  9. Towards Guidelines for Evaluation of Measures: An Introduction With Application to Spinal Cord Injury

    PubMed Central

    Johnston, Mark V; Graves, Daniel E

    2008-01-01

    Background: Both clinical practice and research in spinal cord injury (SCI) continue to struggle with issues of the quality and utility of outcome measures employed. Despite widespread deference to dicta on “reliability and validity,” systematic means of grading the level of evidence for measures are lacking. Objectives: This paper explains the methods and principles for use in systematic reviews of measures in SCI. It explains how extant measurement standards and principles can be elaborated for extant labels on various types of reliability and validity to define a more judicious method of grading level of evidence. We aim to initiate a process of discussion that will lead to improved systematic review of the measurement quality as a basis for long-term improvements in outcomes measures and their application. Methods: This paper is a conceptual review, based on established measurement standards and principles and the incorporation of recent advances in measurement methodology. The scheme of grading of measurement quality is illustrated by examples of measures of health, function, activity/participation, and quality of life after SCI. Results and Conclusions: It is possible to grade the quality of outcome measure in terms of level of evidence, provided the nature of the construct being measured is defined as well as its main use. Definite means of grading the level of evidence for measurement will help to identify priorities for measure development and facilitate more appropriate uses of measures. PMID:18533407

  10. Local Measurement of Flap Oxygen Saturation: An Application of Visible Light Spectroscopy.

    PubMed

    Nasseri, Nassim; Kleiser, Stefan; Reidt, Sascha; Wolf, Martin

    2016-01-01
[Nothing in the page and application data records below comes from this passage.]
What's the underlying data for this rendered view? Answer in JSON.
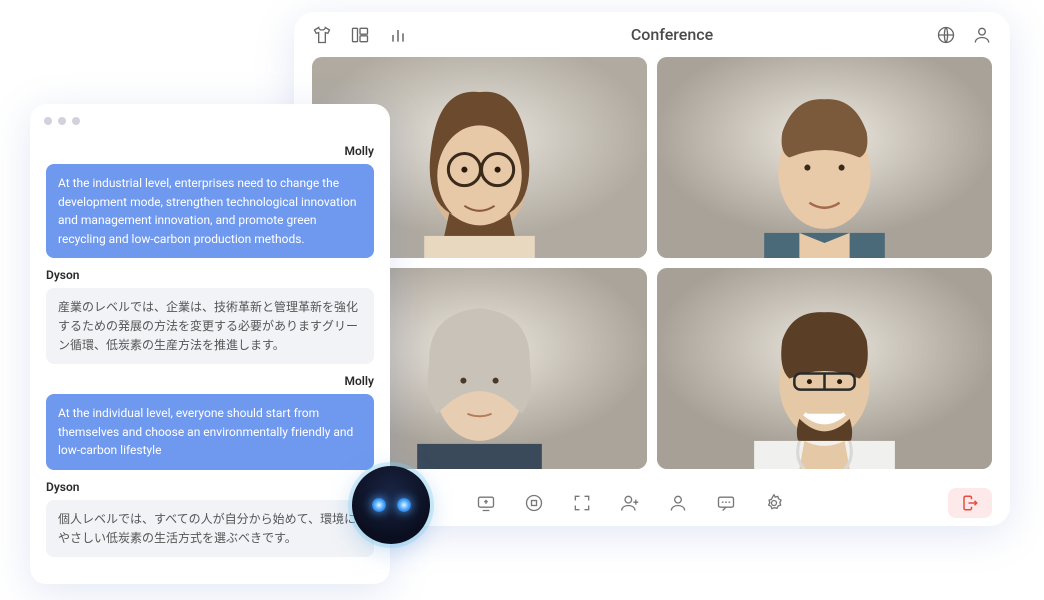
{
  "conference": {
    "title": "Conference",
    "header_icons": [
      "shirt-icon",
      "layout-icon",
      "stats-icon"
    ],
    "right_icons": [
      "globe-icon",
      "user-icon"
    ],
    "participants": [
      "participant-1",
      "participant-2",
      "participant-3",
      "participant-4"
    ],
    "footer_icons": [
      "share-screen-icon",
      "record-icon",
      "fullscreen-icon",
      "add-user-icon",
      "participants-icon",
      "chat-icon",
      "settings-icon"
    ],
    "leave_icon": "leave-icon"
  },
  "chat": {
    "messages": [
      {
        "sender": "Molly",
        "align": "right",
        "style": "blue",
        "text": "At the industrial level, enterprises need to change the development mode, strengthen technological innovation and management innovation, and promote green recycling and low-carbon production methods."
      },
      {
        "sender": "Dyson",
        "align": "left",
        "style": "gray",
        "text": "産業のレベルでは、企業は、技術革新と管理革新を強化するための発展の方法を変更する必要がありますグリーン循環、低炭素の生産方法を推進します。"
      },
      {
        "sender": "Molly",
        "align": "right",
        "style": "blue",
        "text": "At the individual level, everyone should start from themselves and choose an environmentally friendly and low-carbon lifestyle"
      },
      {
        "sender": "Dyson",
        "align": "left",
        "style": "gray",
        "text": "個人レベルでは、すべての人が自分から始めて、環境にやさしい低炭素の生活方式を選ぶべきです。"
      }
    ]
  },
  "bot": {
    "name": "assistant-bot"
  }
}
    The aim was to develop and test a new device (OxyVLS) to measure tissue oxygen saturation by visible light spectroscopy independently of the optical pathlength and scattering. Its local applicability provides the possibility of real time application in flap reconstruction surgery. We tested OxyVLS in a liquid phantom with optical properties similar to human tissue. Our results were in good agreement with a conventional near infrared spectroscopy device. PMID:26782237